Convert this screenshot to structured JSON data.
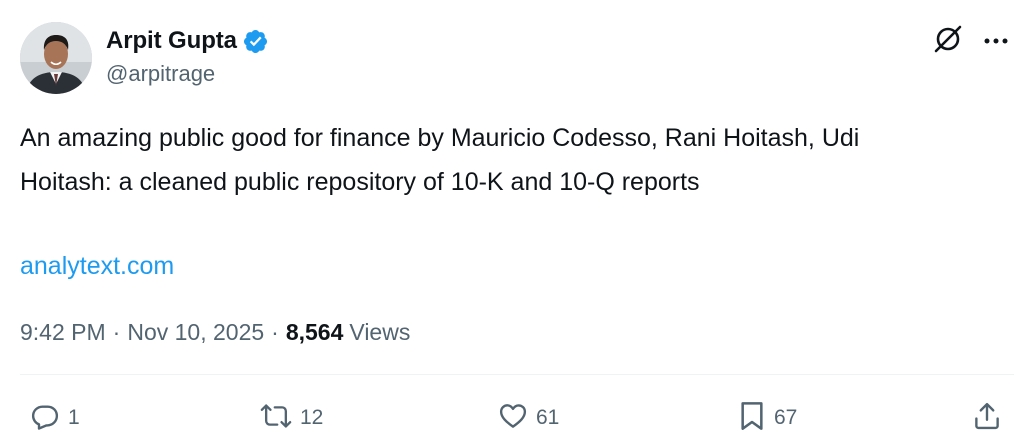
{
  "author": {
    "display_name": "Arpit Gupta",
    "handle": "@arpitrage",
    "verified": true,
    "verified_color": "#1d9bf0"
  },
  "tweet": {
    "text": "An amazing public good for finance by Mauricio Codesso, Rani Hoitash, Udi\nHoitash: a cleaned public repository of 10-K and 10-Q reports",
    "link": "analytext.com",
    "time": "9:42 PM",
    "date": "Nov 10, 2025",
    "views_count": "8,564",
    "views_label": "Views"
  },
  "actions": {
    "replies": "1",
    "retweets": "12",
    "likes": "61",
    "bookmarks": "67"
  },
  "icons": {
    "header": [
      "grok-icon",
      "more-icon"
    ],
    "actions": [
      "reply-icon",
      "retweet-icon",
      "like-icon",
      "bookmark-icon",
      "share-icon"
    ]
  },
  "colors": {
    "text": "#0f1419",
    "secondary": "#536471",
    "link": "#1d9bf0",
    "divider": "#eff3f4"
  }
}
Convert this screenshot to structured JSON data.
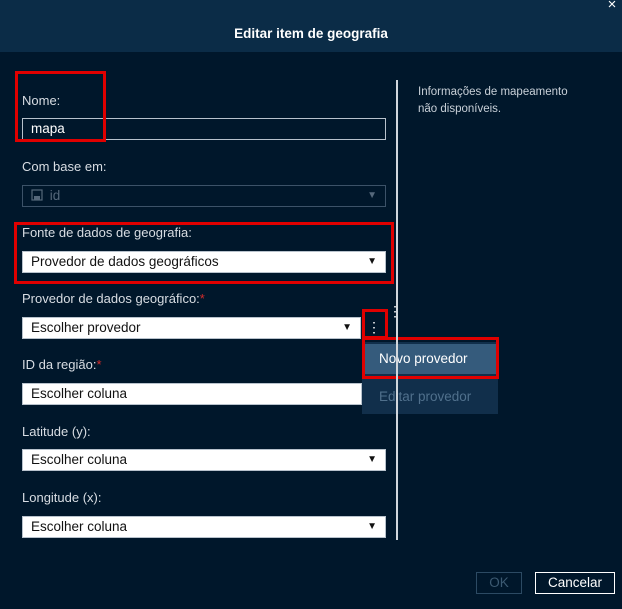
{
  "dialog": {
    "title": "Editar item de geografia",
    "close_symbol": "×"
  },
  "fields": {
    "name": {
      "label": "Nome:",
      "value": "mapa"
    },
    "based_on": {
      "label": "Com base em:",
      "value": "id"
    },
    "geo_source": {
      "label": "Fonte de dados de geografia:",
      "value": "Provedor de dados geográficos"
    },
    "geo_provider": {
      "label": "Provedor de dados geográfico:",
      "required": "*",
      "value": "Escolher provedor"
    },
    "region_id": {
      "label": "ID da região:",
      "required": "*",
      "value": "Escolher coluna"
    },
    "latitude": {
      "label": "Latitude (y):",
      "value": "Escolher coluna"
    },
    "longitude": {
      "label": "Longitude (x):",
      "value": "Escolher coluna"
    }
  },
  "info_panel": {
    "text": "Informações de mapeamento não disponíveis."
  },
  "provider_menu": {
    "items": [
      "Novo provedor",
      "Editar provedor"
    ]
  },
  "buttons": {
    "ok": "OK",
    "cancel": "Cancelar"
  },
  "colors": {
    "background": "#00172b",
    "header": "#0b2c47",
    "highlight": "#e00000",
    "menu_active": "#355b7c"
  }
}
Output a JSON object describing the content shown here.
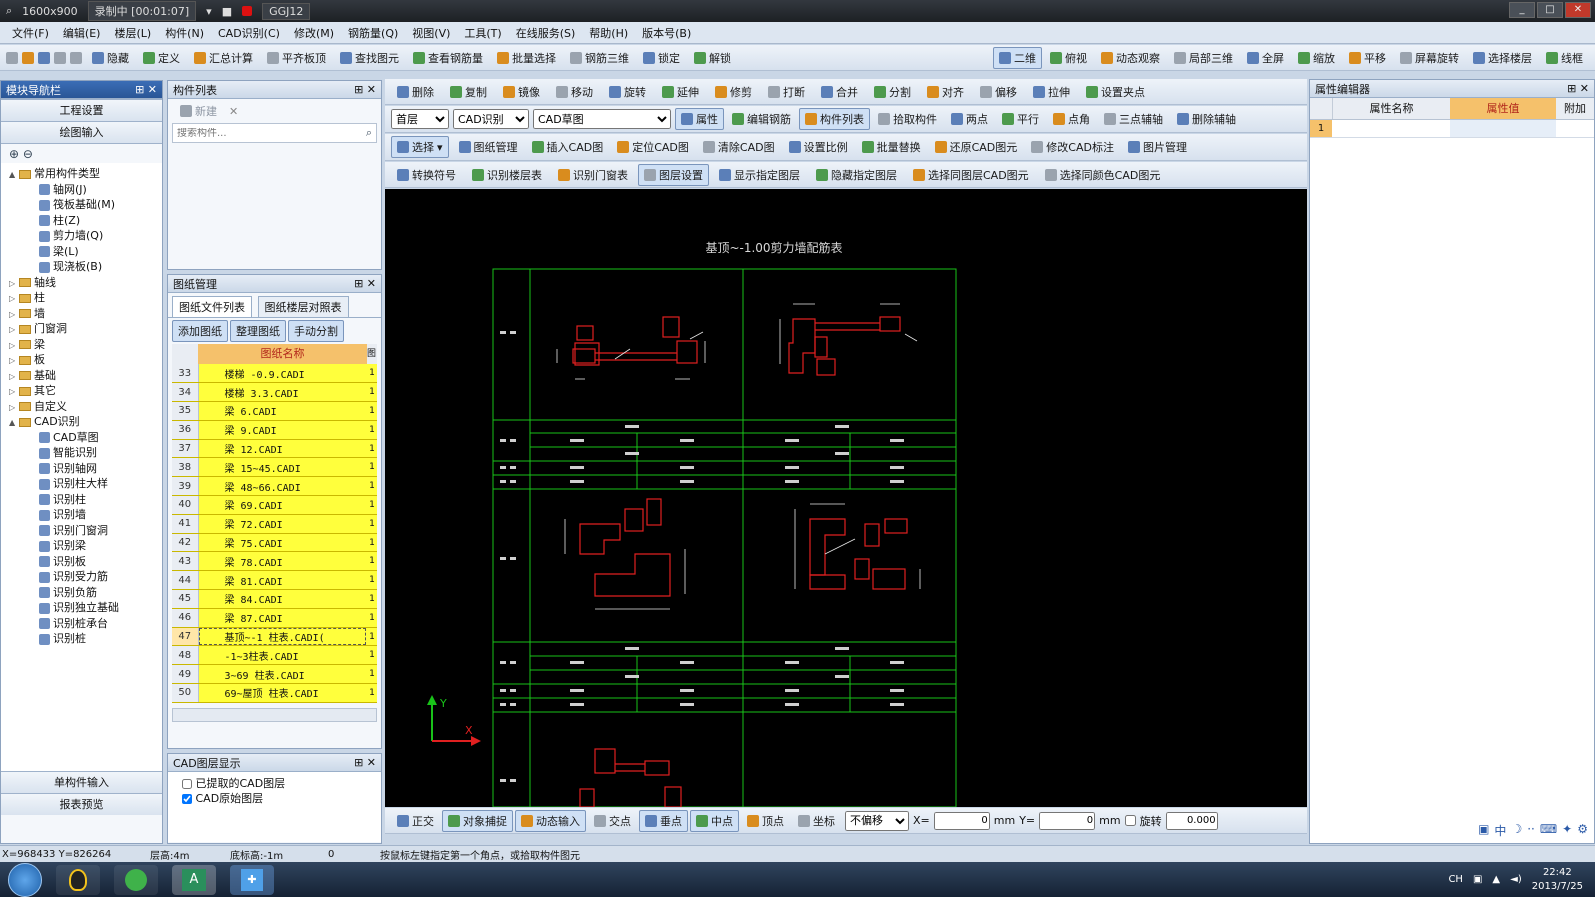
{
  "recorder": {
    "resolution": "1600x900",
    "status": "录制中 [00:01:07]",
    "app_tag": "GGJ12"
  },
  "menu": [
    "文件(F)",
    "编辑(E)",
    "楼层(L)",
    "构件(N)",
    "CAD识别(C)",
    "修改(M)",
    "钢筋量(Q)",
    "视图(V)",
    "工具(T)",
    "在线服务(S)",
    "帮助(H)",
    "版本号(B)"
  ],
  "toolbar1": {
    "left": [
      "隐藏",
      "定义",
      "汇总计算",
      "平齐板顶",
      "查找图元",
      "查看钢筋量",
      "批量选择",
      "钢筋三维",
      "锁定",
      "解锁"
    ],
    "right": [
      "二维",
      "俯视",
      "动态观察",
      "局部三维",
      "全屏",
      "缩放",
      "平移",
      "屏幕旋转",
      "选择楼层",
      "线框"
    ]
  },
  "toolbar2": [
    "删除",
    "复制",
    "镜像",
    "移动",
    "旋转",
    "延伸",
    "修剪",
    "打断",
    "合并",
    "分割",
    "对齐",
    "偏移",
    "拉伸",
    "设置夹点"
  ],
  "toolbar3": {
    "floor": "首层",
    "cad_type": "CAD识别",
    "cad_sub": "CAD草图",
    "buttons": [
      "属性",
      "编辑钢筋",
      "构件列表",
      "拾取构件",
      "两点",
      "平行",
      "点角",
      "三点辅轴",
      "删除辅轴"
    ]
  },
  "toolbar4": {
    "select": "选择",
    "buttons": [
      "图纸管理",
      "插入CAD图",
      "定位CAD图",
      "清除CAD图",
      "设置比例",
      "批量替换",
      "还原CAD图元",
      "修改CAD标注",
      "图片管理"
    ]
  },
  "toolbar5": [
    "转换符号",
    "识别楼层表",
    "识别门窗表",
    "图层设置",
    "显示指定图层",
    "隐藏指定图层",
    "选择同图层CAD图元",
    "选择同颜色CAD图元"
  ],
  "nav": {
    "title": "模块导航栏",
    "sections": [
      "工程设置",
      "绘图输入"
    ],
    "bottom": [
      "单构件输入",
      "报表预览"
    ],
    "tree": [
      {
        "t": "常用构件类型",
        "lvl": 0,
        "type": "folder",
        "ex": "▲"
      },
      {
        "t": "轴网(J)",
        "lvl": 1,
        "type": "item"
      },
      {
        "t": "筏板基础(M)",
        "lvl": 1,
        "type": "item"
      },
      {
        "t": "柱(Z)",
        "lvl": 1,
        "type": "item"
      },
      {
        "t": "剪力墙(Q)",
        "lvl": 1,
        "type": "item"
      },
      {
        "t": "梁(L)",
        "lvl": 1,
        "type": "item"
      },
      {
        "t": "现浇板(B)",
        "lvl": 1,
        "type": "item"
      },
      {
        "t": "轴线",
        "lvl": 0,
        "type": "folder",
        "ex": "▷"
      },
      {
        "t": "柱",
        "lvl": 0,
        "type": "folder",
        "ex": "▷"
      },
      {
        "t": "墙",
        "lvl": 0,
        "type": "folder",
        "ex": "▷"
      },
      {
        "t": "门窗洞",
        "lvl": 0,
        "type": "folder",
        "ex": "▷"
      },
      {
        "t": "梁",
        "lvl": 0,
        "type": "folder",
        "ex": "▷"
      },
      {
        "t": "板",
        "lvl": 0,
        "type": "folder",
        "ex": "▷"
      },
      {
        "t": "基础",
        "lvl": 0,
        "type": "folder",
        "ex": "▷"
      },
      {
        "t": "其它",
        "lvl": 0,
        "type": "folder",
        "ex": "▷"
      },
      {
        "t": "自定义",
        "lvl": 0,
        "type": "folder",
        "ex": "▷"
      },
      {
        "t": "CAD识别",
        "lvl": 0,
        "type": "folder",
        "ex": "▲"
      },
      {
        "t": "CAD草图",
        "lvl": 1,
        "type": "item"
      },
      {
        "t": "智能识别",
        "lvl": 1,
        "type": "item"
      },
      {
        "t": "识别轴网",
        "lvl": 1,
        "type": "item"
      },
      {
        "t": "识别柱大样",
        "lvl": 1,
        "type": "item"
      },
      {
        "t": "识别柱",
        "lvl": 1,
        "type": "item"
      },
      {
        "t": "识别墙",
        "lvl": 1,
        "type": "item"
      },
      {
        "t": "识别门窗洞",
        "lvl": 1,
        "type": "item"
      },
      {
        "t": "识别梁",
        "lvl": 1,
        "type": "item"
      },
      {
        "t": "识别板",
        "lvl": 1,
        "type": "item"
      },
      {
        "t": "识别受力筋",
        "lvl": 1,
        "type": "item"
      },
      {
        "t": "识别负筋",
        "lvl": 1,
        "type": "item"
      },
      {
        "t": "识别独立基础",
        "lvl": 1,
        "type": "item"
      },
      {
        "t": "识别桩承台",
        "lvl": 1,
        "type": "item"
      },
      {
        "t": "识别桩",
        "lvl": 1,
        "type": "item"
      }
    ]
  },
  "component_list": {
    "title": "构件列表",
    "new_btn": "新建",
    "search_placeholder": "搜索构件..."
  },
  "drawing_mgmt": {
    "title": "图纸管理",
    "tabs": [
      "图纸文件列表",
      "图纸楼层对照表"
    ],
    "buttons": [
      "添加图纸",
      "整理图纸",
      "手动分割"
    ],
    "col_name": "图纸名称",
    "col_flag": "图",
    "rows": [
      {
        "n": "33",
        "name": "楼梯 -0.9.CADI",
        "f": "1"
      },
      {
        "n": "34",
        "name": "楼梯 3.3.CADI",
        "f": "1"
      },
      {
        "n": "35",
        "name": "梁 6.CADI",
        "f": "1"
      },
      {
        "n": "36",
        "name": "梁 9.CADI",
        "f": "1"
      },
      {
        "n": "37",
        "name": "梁 12.CADI",
        "f": "1"
      },
      {
        "n": "38",
        "name": "梁 15~45.CADI",
        "f": "1"
      },
      {
        "n": "39",
        "name": "梁 48~66.CADI",
        "f": "1"
      },
      {
        "n": "40",
        "name": "梁 69.CADI",
        "f": "1"
      },
      {
        "n": "41",
        "name": "梁 72.CADI",
        "f": "1"
      },
      {
        "n": "42",
        "name": "梁 75.CADI",
        "f": "1"
      },
      {
        "n": "43",
        "name": "梁 78.CADI",
        "f": "1"
      },
      {
        "n": "44",
        "name": "梁 81.CADI",
        "f": "1"
      },
      {
        "n": "45",
        "name": "梁 84.CADI",
        "f": "1"
      },
      {
        "n": "46",
        "name": "梁 87.CADI",
        "f": "1"
      },
      {
        "n": "47",
        "name": "基顶~-1 柱表.CADI(",
        "f": "1",
        "selected": true
      },
      {
        "n": "48",
        "name": "-1~3柱表.CADI",
        "f": "1"
      },
      {
        "n": "49",
        "name": "3~69 柱表.CADI",
        "f": "1"
      },
      {
        "n": "50",
        "name": "69~屋顶 柱表.CADI",
        "f": "1"
      }
    ]
  },
  "cad_layers": {
    "title": "CAD图层显示",
    "items": [
      "已提取的CAD图层",
      "CAD原始图层"
    ]
  },
  "drawing": {
    "title": "基顶~-1.00剪力墙配筋表",
    "axis_y": "Y",
    "axis_x": "X"
  },
  "props": {
    "title": "属性编辑器",
    "cols": [
      "属性名称",
      "属性值",
      "附加"
    ],
    "row1": "1"
  },
  "snapbar": {
    "buttons": [
      "正交",
      "对象捕捉",
      "动态输入",
      "交点",
      "垂点",
      "中点",
      "顶点",
      "坐标"
    ],
    "offset_mode": "不偏移",
    "x_label": "X=",
    "x_val": "0",
    "mm": "mm",
    "y_label": "Y=",
    "y_val": "0",
    "rotate": "旋转",
    "rotate_val": "0.000"
  },
  "status": {
    "coords": "X=968433 Y=826264",
    "floor_h": "层高:4m",
    "base_h": "底标高:-1m",
    "zero": "0",
    "hint": "按鼠标左键指定第一个角点，或拾取构件图元"
  },
  "tray": {
    "lang": "CH",
    "time": "22:42",
    "date": "2013/7/25"
  }
}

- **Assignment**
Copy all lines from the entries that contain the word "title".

- **Reply**
    "title": "Editar item de geografia",
    "title": "模块导航栏",
    "title": "构件列表",
    "title": "图纸管理",
    "title": "CAD图层显示",
    "title": "基顶~-1.00剪力墙配筋表",
    "title": "属性编辑器",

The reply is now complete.